Four on the four corners, and the other two where?
A room has twelve corners... Only four of them are vertical... I'm not sure if that's what Johann was referring to, but all of the corners in a room are fair game for bass trapping. The more, the better.

I plan to buy stands anyway but why should the speakers be against the wall?
To reduce the severity of SBIR. If you have your speakers very far from the front wall, then SBIR will occur at a very low frequency: too low to be important. But the distance you need for that is around 3m (aprox. 10 feet), so you need a rather large room to be able to do that. The closer you get the speakers the wall, the more the SBIR issues move up the spectrum, into the lower end of the bass range, where they are very audible... and very, very hard to treat. And as you get closer still the issue continue to move up the spectrum more, until with the speakers very close to the wall (just a few cm away), the issues are now completely out of the low end, and into the mid range.... where they are not so noticeable, are probably lower in intensity, and can be treated a lot easier.

I have read it's good if they are detached from the wall a bit.
Unfortunately, you heard wrong.

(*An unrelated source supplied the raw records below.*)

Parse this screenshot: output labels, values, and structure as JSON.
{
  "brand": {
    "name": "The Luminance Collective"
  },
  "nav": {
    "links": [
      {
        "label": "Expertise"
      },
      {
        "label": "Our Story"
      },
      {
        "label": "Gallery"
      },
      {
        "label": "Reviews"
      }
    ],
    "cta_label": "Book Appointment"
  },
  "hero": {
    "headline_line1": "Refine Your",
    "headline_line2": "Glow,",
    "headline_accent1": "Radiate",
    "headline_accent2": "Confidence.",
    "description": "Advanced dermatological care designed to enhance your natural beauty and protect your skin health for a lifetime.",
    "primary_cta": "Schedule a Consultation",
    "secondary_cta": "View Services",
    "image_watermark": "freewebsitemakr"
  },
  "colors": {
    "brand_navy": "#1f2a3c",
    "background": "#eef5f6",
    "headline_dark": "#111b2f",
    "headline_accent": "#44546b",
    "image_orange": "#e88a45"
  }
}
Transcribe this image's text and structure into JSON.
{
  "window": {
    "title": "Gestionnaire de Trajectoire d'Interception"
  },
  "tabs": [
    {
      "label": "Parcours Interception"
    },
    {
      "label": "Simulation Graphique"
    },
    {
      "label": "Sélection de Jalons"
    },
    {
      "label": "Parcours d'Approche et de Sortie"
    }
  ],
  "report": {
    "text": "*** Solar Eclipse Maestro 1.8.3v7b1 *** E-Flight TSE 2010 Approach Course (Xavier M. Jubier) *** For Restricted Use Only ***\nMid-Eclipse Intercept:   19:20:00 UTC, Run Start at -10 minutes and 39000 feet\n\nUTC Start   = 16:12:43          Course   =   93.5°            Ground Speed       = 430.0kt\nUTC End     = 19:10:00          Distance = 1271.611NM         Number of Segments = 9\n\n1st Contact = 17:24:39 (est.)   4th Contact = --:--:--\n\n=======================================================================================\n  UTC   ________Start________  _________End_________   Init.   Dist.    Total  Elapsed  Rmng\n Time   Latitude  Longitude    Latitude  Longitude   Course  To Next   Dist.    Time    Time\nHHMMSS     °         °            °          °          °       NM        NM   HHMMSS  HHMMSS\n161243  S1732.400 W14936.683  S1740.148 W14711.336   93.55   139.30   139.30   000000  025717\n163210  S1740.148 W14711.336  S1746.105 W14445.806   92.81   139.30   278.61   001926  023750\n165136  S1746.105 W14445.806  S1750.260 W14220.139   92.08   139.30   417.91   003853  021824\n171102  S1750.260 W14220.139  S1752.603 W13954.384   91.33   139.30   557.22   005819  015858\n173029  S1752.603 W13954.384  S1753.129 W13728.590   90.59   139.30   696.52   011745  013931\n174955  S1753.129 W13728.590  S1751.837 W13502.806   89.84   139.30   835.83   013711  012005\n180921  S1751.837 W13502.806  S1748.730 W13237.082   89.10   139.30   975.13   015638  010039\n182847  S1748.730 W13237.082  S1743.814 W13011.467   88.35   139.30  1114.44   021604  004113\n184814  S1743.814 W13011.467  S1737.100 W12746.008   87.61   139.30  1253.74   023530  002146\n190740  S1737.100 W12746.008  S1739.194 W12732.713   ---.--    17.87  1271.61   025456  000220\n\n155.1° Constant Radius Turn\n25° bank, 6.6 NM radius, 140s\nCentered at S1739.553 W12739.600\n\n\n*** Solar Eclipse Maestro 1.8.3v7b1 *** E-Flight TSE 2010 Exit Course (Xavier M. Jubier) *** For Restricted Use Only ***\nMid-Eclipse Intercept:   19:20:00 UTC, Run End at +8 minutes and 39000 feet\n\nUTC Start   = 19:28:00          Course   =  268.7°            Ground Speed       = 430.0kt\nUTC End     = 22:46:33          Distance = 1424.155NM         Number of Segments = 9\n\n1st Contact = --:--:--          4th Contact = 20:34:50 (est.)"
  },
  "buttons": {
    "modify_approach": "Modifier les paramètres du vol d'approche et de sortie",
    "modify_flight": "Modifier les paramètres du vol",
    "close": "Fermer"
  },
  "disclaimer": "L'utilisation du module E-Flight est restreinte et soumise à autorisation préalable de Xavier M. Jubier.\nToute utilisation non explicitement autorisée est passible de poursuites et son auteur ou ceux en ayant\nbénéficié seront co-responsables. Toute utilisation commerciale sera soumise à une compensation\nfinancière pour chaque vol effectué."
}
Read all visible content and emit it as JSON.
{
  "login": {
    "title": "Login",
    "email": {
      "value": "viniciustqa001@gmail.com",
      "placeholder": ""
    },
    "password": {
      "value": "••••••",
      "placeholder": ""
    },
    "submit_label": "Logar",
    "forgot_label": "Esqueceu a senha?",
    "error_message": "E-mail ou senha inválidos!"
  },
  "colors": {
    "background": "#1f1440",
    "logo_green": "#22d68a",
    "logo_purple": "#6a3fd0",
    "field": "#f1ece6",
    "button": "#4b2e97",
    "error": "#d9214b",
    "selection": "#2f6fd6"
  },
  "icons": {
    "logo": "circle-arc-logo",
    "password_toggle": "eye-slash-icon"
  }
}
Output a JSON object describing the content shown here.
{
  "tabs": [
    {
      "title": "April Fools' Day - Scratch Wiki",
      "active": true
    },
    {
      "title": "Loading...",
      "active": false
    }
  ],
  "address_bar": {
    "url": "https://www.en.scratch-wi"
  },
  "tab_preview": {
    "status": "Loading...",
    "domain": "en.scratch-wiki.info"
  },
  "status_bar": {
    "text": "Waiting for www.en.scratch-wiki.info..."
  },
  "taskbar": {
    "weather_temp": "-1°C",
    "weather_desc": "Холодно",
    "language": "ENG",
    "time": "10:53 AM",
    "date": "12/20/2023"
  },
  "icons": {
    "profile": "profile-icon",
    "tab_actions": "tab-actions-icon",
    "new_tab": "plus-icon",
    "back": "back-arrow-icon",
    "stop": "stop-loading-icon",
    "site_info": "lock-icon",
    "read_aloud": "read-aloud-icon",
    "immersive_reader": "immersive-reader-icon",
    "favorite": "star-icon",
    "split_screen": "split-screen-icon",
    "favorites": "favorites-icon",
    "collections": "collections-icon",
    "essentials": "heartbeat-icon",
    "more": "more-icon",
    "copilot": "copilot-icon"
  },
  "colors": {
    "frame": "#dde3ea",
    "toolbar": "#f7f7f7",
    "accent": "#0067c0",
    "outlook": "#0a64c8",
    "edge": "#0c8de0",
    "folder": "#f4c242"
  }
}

There's an awful lot of incorrect information about acoustics floating around on the internet, unfortunately.

I took care of positioning them 60 cm away from the wall.
If you mean 60 cm between the rear corner of the speaker and the wall, and assuming your speaker is maybe 25 com from front face to rear face, that places the drivers around 85 cm from the wall.... thus, your primary SIBR dip will be at about 100 Hz, where it is hard to treat.

The speakers have rear bass ports too (should I plug them? And also there are room EQs switches which I never used).
It's not necessary to plug the ports, unless you flush-mount the speakers. As long as you leave a gap of about 10cm between the rear of the speaker and the wall, that's plenty.

- Stuart -